Dataset rows describing interfaces
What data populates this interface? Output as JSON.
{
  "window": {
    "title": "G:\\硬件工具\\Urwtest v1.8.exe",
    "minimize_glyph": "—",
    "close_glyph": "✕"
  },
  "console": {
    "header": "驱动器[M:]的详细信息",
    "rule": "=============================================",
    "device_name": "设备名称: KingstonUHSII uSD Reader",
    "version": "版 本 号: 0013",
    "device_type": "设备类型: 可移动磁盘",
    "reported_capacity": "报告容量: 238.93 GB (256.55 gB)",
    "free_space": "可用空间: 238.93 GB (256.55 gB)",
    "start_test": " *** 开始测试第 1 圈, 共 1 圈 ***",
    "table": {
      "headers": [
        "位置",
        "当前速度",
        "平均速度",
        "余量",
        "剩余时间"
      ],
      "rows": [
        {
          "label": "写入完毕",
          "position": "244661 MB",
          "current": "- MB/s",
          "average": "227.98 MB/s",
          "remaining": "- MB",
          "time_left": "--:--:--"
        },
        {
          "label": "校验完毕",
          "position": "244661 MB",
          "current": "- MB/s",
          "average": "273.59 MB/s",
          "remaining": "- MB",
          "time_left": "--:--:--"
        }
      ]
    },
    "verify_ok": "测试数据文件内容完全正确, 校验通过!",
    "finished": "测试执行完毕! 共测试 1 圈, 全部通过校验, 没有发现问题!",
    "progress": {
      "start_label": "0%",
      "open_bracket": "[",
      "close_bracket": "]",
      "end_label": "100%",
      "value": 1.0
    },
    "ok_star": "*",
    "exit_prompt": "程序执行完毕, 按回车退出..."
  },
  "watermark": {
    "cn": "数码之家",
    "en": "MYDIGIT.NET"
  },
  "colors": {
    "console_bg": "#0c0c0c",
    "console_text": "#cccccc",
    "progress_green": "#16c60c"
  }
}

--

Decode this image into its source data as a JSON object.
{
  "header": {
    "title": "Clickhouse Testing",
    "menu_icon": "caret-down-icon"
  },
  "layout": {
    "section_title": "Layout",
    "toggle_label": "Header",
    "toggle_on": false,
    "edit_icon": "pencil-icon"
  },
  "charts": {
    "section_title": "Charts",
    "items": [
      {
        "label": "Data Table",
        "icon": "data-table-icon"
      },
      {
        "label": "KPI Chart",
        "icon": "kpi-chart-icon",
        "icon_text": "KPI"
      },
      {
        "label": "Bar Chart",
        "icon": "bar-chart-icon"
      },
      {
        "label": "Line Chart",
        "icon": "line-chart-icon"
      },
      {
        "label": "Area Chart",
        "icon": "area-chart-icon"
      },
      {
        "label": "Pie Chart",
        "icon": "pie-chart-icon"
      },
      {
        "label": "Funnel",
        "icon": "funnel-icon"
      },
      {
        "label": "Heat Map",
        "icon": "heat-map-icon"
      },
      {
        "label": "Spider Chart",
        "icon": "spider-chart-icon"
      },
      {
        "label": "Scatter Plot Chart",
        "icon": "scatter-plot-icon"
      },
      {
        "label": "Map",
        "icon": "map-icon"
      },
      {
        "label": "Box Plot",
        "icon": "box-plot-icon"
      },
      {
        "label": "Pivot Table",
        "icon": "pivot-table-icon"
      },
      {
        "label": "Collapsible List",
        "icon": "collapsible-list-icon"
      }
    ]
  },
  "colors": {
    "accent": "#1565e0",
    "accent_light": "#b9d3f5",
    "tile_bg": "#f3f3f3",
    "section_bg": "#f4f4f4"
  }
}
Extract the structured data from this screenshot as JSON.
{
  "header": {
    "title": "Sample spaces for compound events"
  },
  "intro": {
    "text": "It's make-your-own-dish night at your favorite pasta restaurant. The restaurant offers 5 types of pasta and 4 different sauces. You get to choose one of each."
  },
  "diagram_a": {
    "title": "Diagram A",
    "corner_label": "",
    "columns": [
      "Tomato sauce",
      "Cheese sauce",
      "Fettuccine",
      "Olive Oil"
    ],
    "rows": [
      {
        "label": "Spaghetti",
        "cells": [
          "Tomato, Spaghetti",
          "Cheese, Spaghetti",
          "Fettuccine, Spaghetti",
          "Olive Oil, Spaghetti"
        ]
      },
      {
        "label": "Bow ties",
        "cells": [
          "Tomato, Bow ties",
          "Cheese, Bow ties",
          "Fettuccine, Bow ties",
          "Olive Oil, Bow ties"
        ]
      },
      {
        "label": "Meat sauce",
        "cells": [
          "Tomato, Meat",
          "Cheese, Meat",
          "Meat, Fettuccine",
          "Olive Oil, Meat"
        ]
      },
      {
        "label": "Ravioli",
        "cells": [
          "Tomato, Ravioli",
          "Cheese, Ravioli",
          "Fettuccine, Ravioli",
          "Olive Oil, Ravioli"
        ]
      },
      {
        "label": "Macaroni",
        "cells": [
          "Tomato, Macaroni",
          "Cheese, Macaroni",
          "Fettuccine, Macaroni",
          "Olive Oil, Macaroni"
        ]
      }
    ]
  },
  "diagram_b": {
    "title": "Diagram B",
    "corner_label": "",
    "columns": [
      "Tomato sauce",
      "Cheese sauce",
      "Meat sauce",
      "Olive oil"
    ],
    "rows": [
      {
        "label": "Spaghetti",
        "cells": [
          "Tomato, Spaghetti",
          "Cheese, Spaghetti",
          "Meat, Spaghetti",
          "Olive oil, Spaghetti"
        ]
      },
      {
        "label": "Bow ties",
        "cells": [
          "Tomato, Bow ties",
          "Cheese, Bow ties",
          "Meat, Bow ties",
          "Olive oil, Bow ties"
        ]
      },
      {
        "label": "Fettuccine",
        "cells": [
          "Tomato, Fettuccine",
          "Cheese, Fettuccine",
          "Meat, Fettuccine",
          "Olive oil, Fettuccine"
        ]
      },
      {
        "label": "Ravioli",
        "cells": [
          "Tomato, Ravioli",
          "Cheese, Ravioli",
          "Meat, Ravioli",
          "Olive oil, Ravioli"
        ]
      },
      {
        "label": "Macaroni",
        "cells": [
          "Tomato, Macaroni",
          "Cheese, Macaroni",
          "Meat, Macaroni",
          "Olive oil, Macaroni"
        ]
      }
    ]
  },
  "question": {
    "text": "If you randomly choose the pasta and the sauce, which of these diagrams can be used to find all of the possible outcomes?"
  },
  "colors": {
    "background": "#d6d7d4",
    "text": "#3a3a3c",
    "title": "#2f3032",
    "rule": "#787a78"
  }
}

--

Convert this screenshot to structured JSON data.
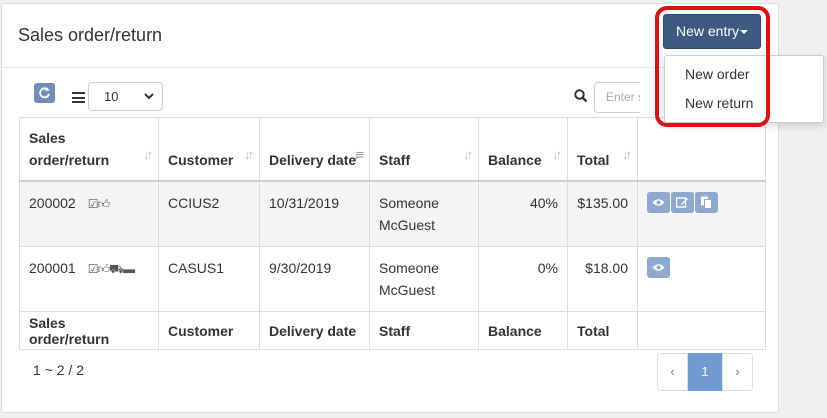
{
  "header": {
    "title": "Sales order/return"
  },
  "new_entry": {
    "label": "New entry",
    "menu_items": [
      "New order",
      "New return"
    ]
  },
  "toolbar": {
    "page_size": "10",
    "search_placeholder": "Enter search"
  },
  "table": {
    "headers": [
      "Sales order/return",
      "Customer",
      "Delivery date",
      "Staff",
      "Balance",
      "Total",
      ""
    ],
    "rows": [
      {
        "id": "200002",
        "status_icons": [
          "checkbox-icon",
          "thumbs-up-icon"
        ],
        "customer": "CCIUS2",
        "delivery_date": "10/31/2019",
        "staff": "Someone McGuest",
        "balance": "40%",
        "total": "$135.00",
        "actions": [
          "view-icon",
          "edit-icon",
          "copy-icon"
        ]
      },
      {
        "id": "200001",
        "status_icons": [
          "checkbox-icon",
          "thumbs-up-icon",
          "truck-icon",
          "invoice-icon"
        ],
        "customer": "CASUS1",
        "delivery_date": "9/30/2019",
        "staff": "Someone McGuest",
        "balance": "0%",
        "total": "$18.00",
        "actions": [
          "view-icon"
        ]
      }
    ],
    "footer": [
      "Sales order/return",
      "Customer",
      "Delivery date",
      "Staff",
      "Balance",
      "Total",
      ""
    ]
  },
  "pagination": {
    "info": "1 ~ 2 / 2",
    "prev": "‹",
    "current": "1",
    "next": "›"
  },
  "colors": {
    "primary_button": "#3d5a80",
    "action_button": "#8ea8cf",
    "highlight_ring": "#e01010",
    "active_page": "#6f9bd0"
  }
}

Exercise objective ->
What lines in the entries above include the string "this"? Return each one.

Exercise solution ->
What data populates this interface? Output as JSON.
Decode this image into its source data as a JSON object.
Extract the structured data from this screenshot as JSON.
Convert this screenshot to structured JSON data.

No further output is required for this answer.